- [Task prompt] For the entries that follow, state how many lines include the word "Drop", giving the number and nothing else.

- [Working data]
== Segment start ==

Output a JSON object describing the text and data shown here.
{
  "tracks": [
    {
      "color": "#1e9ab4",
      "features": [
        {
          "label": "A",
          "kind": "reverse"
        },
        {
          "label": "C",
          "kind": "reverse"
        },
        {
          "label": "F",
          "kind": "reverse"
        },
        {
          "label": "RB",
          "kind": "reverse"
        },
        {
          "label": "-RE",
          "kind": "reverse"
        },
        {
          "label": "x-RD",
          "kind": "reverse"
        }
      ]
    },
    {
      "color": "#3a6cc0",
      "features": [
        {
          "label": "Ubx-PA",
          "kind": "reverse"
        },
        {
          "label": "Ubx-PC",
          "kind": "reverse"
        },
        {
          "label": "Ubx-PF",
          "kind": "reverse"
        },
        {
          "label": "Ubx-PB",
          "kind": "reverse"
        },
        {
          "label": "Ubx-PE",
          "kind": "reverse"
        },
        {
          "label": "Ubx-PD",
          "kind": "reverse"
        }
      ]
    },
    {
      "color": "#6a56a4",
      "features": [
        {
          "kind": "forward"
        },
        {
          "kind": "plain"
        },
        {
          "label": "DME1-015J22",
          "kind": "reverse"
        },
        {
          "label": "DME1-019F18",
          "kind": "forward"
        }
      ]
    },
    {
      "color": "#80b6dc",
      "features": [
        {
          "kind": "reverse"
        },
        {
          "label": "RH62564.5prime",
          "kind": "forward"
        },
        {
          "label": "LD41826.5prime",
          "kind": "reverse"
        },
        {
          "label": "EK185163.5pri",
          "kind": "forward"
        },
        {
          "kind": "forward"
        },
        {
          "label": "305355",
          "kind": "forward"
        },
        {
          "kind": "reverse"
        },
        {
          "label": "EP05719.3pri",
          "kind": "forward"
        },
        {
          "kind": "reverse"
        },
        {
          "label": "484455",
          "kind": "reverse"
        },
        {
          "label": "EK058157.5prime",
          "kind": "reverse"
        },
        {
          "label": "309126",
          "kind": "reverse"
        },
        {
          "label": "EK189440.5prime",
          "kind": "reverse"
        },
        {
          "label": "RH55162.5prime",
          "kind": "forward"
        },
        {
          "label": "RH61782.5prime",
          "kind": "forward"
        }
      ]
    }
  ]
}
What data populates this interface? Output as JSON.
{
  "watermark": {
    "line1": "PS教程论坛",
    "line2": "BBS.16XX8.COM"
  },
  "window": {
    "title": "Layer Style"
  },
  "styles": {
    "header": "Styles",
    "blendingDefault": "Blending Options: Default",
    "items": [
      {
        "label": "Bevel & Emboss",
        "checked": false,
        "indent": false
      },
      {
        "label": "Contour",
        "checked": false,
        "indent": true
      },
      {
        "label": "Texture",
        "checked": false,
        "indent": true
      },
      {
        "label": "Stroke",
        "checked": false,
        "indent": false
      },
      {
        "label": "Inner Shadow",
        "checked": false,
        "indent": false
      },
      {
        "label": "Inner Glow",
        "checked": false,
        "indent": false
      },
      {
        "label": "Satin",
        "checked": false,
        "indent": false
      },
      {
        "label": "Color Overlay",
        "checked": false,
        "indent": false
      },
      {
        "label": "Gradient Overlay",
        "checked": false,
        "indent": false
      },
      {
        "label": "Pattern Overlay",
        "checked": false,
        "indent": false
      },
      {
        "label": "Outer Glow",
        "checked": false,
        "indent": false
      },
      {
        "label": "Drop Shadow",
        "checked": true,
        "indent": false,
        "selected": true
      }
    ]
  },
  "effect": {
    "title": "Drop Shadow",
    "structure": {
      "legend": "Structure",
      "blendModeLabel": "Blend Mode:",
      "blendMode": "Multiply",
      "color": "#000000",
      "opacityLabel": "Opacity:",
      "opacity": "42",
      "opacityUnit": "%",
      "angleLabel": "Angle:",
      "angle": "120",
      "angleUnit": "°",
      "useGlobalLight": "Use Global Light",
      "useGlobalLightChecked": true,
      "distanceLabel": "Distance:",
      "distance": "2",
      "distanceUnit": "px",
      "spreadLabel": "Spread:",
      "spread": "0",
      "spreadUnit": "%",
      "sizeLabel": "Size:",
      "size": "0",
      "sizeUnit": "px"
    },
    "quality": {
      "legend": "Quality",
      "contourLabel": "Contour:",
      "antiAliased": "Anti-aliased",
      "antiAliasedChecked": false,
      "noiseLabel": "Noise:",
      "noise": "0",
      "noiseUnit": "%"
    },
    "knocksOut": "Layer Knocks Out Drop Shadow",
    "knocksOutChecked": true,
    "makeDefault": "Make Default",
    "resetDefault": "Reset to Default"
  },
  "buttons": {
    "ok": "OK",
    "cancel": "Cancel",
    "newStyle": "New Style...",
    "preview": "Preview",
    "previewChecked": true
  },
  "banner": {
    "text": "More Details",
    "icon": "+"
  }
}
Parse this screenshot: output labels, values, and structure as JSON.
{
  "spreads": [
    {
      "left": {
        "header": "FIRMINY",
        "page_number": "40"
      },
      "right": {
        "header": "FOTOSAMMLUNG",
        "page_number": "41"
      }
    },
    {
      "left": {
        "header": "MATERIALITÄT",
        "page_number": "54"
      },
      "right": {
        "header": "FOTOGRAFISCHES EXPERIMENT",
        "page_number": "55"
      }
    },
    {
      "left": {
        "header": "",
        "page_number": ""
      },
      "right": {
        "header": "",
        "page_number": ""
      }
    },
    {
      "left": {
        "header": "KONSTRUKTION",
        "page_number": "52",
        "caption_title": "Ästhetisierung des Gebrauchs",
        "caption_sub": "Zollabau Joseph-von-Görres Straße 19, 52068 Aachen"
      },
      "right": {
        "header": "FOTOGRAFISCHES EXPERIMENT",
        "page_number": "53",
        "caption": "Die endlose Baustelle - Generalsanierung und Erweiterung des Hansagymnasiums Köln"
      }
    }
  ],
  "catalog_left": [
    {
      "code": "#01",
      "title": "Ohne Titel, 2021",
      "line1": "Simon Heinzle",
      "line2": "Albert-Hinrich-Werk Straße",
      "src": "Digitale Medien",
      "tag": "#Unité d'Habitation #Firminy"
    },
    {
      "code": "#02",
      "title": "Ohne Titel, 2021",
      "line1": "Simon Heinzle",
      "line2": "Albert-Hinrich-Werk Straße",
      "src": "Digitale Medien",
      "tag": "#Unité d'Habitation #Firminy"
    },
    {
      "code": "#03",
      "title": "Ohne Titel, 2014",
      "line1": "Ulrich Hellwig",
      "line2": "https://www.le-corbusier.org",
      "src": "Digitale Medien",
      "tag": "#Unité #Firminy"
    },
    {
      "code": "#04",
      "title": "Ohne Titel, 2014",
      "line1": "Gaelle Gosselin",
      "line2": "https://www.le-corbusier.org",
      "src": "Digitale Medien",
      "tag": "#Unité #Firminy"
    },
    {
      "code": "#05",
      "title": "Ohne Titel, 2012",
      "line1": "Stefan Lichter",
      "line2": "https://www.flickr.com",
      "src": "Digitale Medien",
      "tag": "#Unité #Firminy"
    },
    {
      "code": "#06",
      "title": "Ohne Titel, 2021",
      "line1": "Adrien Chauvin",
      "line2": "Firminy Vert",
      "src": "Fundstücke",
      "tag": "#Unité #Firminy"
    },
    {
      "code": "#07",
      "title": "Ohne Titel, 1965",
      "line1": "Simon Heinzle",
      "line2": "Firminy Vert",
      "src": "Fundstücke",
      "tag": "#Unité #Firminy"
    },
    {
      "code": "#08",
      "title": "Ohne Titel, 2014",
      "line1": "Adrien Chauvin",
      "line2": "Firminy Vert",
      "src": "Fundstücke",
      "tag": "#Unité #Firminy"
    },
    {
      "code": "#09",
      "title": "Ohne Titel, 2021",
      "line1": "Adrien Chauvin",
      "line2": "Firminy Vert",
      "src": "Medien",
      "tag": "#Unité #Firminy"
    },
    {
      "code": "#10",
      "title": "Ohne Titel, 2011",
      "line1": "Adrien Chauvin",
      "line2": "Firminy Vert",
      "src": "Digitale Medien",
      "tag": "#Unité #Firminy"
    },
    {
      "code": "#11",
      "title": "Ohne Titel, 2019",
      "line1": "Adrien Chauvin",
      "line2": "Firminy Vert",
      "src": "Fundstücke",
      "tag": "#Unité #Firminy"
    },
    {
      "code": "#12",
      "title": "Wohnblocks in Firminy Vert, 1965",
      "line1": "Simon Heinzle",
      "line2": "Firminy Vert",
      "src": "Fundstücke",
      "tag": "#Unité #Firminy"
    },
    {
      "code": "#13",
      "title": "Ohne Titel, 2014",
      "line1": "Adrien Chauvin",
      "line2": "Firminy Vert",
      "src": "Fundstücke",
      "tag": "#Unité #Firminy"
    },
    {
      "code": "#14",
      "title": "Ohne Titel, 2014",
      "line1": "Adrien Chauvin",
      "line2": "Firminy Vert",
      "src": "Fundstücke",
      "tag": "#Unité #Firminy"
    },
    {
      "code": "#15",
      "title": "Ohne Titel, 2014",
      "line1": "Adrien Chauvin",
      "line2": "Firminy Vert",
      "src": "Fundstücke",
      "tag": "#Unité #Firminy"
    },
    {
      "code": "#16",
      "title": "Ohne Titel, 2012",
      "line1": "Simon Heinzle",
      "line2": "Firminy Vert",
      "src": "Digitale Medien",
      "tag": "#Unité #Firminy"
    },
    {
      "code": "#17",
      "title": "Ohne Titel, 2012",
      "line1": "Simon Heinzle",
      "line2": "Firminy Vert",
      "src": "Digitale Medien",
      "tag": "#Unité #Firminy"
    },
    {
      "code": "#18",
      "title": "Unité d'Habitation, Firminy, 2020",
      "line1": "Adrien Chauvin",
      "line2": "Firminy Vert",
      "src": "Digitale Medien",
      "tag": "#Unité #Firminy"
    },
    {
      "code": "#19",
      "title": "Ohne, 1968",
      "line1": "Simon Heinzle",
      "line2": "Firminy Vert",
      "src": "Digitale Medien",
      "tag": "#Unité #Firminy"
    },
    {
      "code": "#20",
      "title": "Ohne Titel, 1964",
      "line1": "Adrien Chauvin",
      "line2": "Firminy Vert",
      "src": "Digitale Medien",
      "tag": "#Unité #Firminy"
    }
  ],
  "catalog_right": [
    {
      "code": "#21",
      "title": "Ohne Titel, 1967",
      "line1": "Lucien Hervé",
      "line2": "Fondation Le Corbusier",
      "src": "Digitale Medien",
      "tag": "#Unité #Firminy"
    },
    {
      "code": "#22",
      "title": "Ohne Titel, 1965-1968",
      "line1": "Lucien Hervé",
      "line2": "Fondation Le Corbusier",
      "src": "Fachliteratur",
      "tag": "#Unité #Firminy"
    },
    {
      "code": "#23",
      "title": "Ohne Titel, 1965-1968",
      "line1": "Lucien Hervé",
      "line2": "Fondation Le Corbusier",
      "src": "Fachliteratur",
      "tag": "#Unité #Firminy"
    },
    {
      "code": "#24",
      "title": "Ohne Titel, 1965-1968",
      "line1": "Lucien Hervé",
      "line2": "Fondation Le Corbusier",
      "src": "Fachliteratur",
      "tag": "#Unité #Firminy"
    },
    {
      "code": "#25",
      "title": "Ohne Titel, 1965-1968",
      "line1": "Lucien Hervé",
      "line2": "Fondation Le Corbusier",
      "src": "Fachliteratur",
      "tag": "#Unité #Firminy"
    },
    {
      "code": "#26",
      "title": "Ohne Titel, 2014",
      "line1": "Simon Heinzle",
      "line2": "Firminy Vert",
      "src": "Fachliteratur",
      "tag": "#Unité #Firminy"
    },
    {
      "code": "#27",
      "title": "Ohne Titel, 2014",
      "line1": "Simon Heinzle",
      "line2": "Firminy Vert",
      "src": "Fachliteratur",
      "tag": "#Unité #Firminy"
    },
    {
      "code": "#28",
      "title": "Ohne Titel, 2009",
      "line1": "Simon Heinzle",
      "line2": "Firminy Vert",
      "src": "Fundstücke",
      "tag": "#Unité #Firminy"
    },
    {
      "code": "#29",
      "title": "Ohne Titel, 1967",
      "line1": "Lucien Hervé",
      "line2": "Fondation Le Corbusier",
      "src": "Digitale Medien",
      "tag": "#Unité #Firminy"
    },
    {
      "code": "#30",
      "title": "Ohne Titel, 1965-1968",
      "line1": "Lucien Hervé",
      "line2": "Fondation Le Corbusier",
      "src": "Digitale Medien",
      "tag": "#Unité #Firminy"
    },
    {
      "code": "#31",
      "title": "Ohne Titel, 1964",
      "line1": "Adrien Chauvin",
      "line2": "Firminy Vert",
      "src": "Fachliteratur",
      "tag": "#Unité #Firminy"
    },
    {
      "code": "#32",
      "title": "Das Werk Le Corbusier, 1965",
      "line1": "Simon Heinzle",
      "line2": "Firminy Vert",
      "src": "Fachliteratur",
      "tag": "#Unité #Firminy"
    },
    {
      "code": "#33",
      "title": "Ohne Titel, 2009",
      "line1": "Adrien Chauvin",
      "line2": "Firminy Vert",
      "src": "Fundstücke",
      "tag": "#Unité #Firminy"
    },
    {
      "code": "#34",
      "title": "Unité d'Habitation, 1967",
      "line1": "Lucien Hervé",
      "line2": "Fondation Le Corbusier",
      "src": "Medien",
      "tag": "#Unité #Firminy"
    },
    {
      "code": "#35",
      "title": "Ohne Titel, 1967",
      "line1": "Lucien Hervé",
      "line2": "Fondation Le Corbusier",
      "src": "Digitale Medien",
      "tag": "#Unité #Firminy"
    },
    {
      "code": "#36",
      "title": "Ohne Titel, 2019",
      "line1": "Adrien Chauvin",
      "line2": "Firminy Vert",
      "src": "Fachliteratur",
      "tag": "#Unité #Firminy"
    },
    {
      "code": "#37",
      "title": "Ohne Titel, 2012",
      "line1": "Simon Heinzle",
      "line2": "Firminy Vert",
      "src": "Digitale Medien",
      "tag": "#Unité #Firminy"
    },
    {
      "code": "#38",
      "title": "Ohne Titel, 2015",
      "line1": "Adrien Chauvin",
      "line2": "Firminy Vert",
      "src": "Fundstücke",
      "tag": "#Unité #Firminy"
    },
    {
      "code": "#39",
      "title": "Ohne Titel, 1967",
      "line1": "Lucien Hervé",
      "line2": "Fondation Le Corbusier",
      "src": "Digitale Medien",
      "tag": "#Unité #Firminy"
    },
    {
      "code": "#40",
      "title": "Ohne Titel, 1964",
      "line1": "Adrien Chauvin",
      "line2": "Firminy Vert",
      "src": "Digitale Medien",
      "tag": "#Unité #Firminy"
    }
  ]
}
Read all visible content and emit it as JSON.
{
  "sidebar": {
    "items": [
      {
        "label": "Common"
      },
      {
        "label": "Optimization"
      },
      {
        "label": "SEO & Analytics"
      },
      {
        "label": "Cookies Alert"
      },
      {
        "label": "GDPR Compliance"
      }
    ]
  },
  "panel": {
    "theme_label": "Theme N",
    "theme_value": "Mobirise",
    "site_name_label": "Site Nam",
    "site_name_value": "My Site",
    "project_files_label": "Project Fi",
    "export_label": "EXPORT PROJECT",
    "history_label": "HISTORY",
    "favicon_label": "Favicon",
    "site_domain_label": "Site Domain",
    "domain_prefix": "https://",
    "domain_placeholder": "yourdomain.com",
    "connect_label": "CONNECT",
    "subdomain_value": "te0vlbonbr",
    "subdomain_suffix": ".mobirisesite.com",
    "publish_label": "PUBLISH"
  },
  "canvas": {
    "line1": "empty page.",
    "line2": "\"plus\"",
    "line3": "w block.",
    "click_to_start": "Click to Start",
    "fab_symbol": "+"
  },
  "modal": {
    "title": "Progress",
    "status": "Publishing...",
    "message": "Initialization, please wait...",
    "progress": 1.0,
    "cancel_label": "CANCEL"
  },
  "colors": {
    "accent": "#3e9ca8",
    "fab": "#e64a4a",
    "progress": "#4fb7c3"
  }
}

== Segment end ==

- [Exercise response] 3